I personally lived in Verona during my studies and I can tell you how heart-felt is this celebration: everyone prepares homemade gnocchi with tomato sauce on that day!
2. Ivrea: the Carnival of the oranges
The Piedmontese Carnival was established in 1808 and is without doubt one of the most particular festivals in the world. Carnevale d’Ivrea is also called the Carnival of the oranges because it recalls the Battle of the Oranges, in memory of a local insurrection of 1194 against Barbarossa, the Holy Roman Emperor Frederik of Swabia. The civil war was started by Violetta la Mugnaia (the miller) and ended with the destruction of a castle, a symbol of the imperial power.
This specific Battle involves orange throwers on foot (representing the population) defending the piazzas from the cars of the Napoleonic troops. The smell of oranges floods the city center during this festival, and tourists are encouraged to participate to the battle and take part in this unique show.
3. Viareggio, its Masks and Floats
Tuscany, one of the most beloved Italian regions, is the stage of the renowned Carnevale di Viageggio. Unlike the other Carnival festivals I mentioned before, this is all about masks and floats representing caricatures of famous people made with papier-mache.

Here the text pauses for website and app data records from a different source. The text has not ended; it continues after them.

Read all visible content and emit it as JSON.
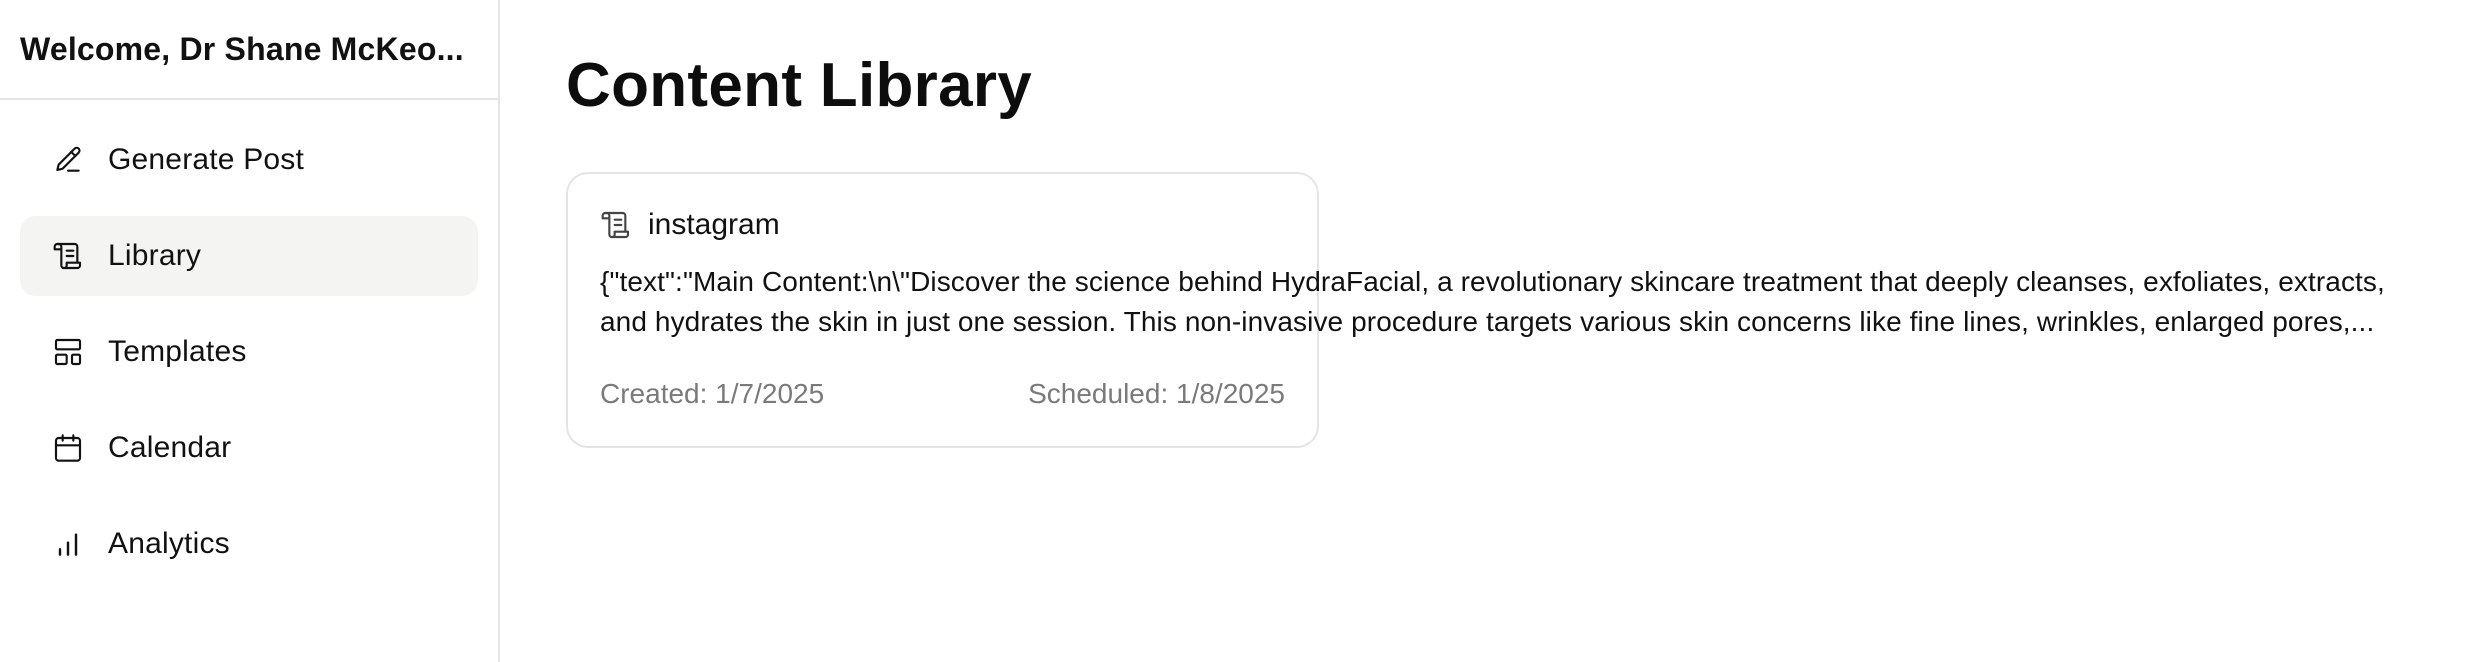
{
  "sidebar": {
    "welcome": "Welcome, Dr Shane McKeo...",
    "items": [
      {
        "label": "Generate Post",
        "icon": "pencil-icon",
        "active": false
      },
      {
        "label": "Library",
        "icon": "scroll-icon",
        "active": true
      },
      {
        "label": "Templates",
        "icon": "layout-icon",
        "active": false
      },
      {
        "label": "Calendar",
        "icon": "calendar-icon",
        "active": false
      },
      {
        "label": "Analytics",
        "icon": "bar-chart-icon",
        "active": false
      }
    ]
  },
  "main": {
    "title": "Content Library",
    "cards": [
      {
        "platform": "instagram",
        "platform_icon": "scroll-icon",
        "text_line1": "{\"text\":\"Main Content:\\n\\\"Discover the science behind HydraFacial, a revolutionary skincare treatment that deeply cleanses, exfoliates, extracts,",
        "text_line2": "and hydrates the skin in just one session. This non-invasive procedure targets various skin concerns like fine lines, wrinkles, enlarged pores,...",
        "created": "Created: 1/7/2025",
        "scheduled": "Scheduled: 1/8/2025"
      }
    ]
  },
  "colors": {
    "active_bg": "#f4f4f3",
    "border": "#e6e6e6",
    "muted_text": "#7a7a7a"
  }
}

The first parade was organized in 1873 by rich bourgeois to protest, in an ironic way, the high taxes they had to pay. Nowadays the parade keeps its satiric flavor and is seen as an artistic way to show the people’s discontent. The daytime celebrations are followed by parties called “colored, all-night dances” (veglioni colorati).
This is a perfect event for mingling with everyday Italians!
4. The ancestral Mamoiada Carnival
And now we move to the stunning island of Sardinia to learn a bit more about a very particular Carnival festival. Mamoiada is a town of 2,592 inhabitants in the province of Nuoro (central-eastern Sardinia).
The Carnevale mamoiadino has mysterious origins and it is one of the oldest Sardinian traditions. The typical masks of this Carnival festival are Mamuthones and Issohadores. Mamuthones are represented by clumsy black masks with dark fur coats and cowbells on the backs of those dressed as them. On the other hand, Issohadores have a white mask, a red dress and escort Mamuthones while capturing young woman with laces as a good omen for health and fertility. This masks make their first appearance the 17th of January with the St. Anthony celebrations, performing typical dances around bonfires.
5. Putignano: The Oldest Carnival
Putignano is a province of Bari, in the region of Apulia. The Carnevale di Putignano is without doubt one on the oldest of Europe, having celebrated its 620th edition in 2014. It is also one of the longest (believe it or not, but it starts the 26th of December!). The opening ceremony is called lo scambio del cero (the trade of the candle) where people donate candles to the church in order to ask for absolution for their sins that will be committed during Carnival. Smart, right?
The real Carnival celebrations usually starts three Sundays before Ash Wednesday and, similar to the Viareggio Carnival, the parades are filled with papier-mache floats representing caricatures of popular people. The Carnival ends on Mardi Gras with an afternoon parade and the celebration of the Carnival’s funeral.
Now you tell us, which one of this Festivals officially entered in your bucket-list?